**Required action:** Which lines in the records below contain the word "hareketli"? Copy each of them.

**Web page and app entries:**
────

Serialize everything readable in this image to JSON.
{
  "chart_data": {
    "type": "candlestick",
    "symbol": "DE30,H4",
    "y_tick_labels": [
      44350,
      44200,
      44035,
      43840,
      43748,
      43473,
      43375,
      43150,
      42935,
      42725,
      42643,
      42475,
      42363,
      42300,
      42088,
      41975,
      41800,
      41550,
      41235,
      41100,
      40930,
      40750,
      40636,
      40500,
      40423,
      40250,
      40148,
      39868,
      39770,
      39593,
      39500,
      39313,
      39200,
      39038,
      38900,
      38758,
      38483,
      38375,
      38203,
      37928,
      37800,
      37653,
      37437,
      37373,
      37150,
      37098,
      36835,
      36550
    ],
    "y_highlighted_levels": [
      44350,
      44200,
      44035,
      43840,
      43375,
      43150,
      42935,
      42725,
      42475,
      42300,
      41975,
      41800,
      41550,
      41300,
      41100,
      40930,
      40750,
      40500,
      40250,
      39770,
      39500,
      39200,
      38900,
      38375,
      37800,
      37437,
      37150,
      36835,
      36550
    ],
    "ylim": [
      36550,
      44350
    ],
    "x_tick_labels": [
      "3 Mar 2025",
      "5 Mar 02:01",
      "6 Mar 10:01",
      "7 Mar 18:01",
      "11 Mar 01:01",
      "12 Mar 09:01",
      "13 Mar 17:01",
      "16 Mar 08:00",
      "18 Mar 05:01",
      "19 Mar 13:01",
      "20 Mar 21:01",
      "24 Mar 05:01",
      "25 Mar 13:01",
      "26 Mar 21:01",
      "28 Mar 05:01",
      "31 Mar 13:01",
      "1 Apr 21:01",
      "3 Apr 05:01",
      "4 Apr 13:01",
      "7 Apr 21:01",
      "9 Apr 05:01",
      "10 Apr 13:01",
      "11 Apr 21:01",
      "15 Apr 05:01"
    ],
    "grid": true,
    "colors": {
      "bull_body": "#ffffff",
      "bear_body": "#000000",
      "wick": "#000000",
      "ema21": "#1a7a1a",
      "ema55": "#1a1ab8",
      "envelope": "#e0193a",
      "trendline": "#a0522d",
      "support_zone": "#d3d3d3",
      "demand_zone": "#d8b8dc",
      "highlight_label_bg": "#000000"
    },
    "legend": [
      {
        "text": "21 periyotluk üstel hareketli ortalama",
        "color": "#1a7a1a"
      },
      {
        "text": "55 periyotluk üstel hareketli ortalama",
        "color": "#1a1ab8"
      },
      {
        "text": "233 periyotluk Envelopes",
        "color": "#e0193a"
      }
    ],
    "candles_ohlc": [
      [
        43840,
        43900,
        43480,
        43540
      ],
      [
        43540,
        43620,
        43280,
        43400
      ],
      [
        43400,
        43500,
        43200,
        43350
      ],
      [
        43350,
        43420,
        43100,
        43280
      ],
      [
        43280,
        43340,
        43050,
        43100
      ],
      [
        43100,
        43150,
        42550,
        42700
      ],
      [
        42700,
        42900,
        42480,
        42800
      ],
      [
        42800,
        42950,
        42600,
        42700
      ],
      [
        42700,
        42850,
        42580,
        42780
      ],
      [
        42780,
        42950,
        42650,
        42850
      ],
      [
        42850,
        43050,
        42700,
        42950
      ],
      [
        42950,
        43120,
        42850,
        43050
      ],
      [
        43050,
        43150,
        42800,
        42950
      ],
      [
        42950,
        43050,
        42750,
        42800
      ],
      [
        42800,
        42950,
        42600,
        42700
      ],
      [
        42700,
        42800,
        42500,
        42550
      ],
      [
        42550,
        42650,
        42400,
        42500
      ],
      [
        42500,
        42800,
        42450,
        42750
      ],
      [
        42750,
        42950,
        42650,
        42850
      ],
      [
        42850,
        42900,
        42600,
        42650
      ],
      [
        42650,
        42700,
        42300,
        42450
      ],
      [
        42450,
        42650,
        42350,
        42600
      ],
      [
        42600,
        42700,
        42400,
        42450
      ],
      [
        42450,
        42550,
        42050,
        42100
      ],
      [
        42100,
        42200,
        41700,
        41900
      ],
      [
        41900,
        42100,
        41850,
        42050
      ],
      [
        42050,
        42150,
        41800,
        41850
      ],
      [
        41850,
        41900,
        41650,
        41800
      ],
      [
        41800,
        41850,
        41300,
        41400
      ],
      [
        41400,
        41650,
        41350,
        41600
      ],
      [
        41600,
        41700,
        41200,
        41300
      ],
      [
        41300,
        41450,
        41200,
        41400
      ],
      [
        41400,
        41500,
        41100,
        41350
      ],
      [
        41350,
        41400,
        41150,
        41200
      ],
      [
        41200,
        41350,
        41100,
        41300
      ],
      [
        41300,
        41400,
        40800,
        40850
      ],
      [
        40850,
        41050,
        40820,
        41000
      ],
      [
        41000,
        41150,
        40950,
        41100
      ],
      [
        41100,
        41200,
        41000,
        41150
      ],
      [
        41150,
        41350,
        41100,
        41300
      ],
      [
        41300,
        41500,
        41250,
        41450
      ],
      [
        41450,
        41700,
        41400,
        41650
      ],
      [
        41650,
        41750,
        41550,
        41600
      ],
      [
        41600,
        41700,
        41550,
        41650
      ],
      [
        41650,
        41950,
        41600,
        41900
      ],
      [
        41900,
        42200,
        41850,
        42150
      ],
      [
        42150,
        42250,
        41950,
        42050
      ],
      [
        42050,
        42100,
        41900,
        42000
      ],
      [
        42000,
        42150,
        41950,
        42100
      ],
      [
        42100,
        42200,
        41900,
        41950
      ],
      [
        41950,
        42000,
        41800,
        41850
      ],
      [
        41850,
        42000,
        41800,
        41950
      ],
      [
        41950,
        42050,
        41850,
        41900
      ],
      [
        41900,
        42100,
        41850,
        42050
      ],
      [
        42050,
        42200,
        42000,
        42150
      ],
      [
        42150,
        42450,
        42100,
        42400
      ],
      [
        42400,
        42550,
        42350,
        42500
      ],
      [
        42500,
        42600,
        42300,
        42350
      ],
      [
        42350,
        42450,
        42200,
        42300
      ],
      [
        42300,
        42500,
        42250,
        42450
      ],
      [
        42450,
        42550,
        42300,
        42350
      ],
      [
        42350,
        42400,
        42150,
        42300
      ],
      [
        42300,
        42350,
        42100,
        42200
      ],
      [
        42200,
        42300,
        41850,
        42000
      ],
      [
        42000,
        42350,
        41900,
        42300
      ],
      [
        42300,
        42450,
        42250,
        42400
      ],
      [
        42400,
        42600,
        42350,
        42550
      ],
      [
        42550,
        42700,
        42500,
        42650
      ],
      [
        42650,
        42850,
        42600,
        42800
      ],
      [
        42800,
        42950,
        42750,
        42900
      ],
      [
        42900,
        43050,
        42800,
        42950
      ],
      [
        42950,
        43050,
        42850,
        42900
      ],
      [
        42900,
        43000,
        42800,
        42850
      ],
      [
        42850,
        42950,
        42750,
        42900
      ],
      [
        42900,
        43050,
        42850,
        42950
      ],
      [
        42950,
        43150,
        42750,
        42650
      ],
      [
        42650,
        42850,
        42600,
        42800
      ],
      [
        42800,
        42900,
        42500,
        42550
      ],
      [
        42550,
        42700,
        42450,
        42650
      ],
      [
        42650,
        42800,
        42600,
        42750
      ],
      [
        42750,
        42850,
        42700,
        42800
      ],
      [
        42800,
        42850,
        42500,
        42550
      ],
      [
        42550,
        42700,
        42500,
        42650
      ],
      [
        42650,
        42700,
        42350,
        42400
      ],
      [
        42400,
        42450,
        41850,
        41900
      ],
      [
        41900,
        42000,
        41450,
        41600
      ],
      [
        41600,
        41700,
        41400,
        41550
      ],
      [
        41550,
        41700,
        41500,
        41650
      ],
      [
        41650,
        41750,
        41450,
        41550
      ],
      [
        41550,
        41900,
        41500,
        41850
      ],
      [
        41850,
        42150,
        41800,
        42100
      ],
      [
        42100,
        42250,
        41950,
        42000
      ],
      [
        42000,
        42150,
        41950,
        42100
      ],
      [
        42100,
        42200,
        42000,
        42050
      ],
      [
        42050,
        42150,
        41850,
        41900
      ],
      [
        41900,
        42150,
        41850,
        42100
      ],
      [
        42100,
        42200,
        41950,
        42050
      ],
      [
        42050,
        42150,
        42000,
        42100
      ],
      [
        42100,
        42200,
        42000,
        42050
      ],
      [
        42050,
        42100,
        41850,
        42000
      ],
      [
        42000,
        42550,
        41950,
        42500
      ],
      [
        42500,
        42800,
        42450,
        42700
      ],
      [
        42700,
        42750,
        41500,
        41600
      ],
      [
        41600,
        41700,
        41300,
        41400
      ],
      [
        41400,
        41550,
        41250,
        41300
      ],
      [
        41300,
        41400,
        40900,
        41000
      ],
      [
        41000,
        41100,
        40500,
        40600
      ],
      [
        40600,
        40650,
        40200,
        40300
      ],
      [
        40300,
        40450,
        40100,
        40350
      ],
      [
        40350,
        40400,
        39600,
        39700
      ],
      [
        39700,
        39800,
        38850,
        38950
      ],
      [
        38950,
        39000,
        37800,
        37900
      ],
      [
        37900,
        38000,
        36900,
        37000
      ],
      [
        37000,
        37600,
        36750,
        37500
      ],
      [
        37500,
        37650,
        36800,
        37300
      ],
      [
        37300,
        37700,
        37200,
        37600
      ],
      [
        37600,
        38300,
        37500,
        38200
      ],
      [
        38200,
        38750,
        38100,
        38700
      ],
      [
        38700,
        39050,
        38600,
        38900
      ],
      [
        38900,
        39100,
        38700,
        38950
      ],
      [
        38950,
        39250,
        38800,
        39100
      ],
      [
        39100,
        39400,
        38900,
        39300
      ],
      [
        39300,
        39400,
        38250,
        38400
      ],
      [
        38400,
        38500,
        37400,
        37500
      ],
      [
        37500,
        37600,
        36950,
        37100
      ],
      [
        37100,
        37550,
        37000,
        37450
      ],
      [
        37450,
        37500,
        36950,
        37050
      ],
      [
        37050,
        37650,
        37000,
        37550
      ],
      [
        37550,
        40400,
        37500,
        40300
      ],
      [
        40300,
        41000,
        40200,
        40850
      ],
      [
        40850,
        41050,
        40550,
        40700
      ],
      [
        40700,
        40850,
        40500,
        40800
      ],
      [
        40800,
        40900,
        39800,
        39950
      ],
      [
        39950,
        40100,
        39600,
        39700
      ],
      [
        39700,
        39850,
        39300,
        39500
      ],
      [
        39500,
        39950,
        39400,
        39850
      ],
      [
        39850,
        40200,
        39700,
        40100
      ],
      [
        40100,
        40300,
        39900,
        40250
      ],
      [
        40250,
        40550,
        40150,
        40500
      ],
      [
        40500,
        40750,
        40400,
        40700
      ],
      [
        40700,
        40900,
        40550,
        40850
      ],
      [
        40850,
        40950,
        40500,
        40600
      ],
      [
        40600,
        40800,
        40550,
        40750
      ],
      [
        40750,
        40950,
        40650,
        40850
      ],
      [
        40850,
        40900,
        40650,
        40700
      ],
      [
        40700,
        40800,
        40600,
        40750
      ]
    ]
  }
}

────

**Response to the exercise:**
        "text": "21 periyotluk üstel hareketli ortalama",
        "text": "55 periyotluk üstel hareketli ortalama",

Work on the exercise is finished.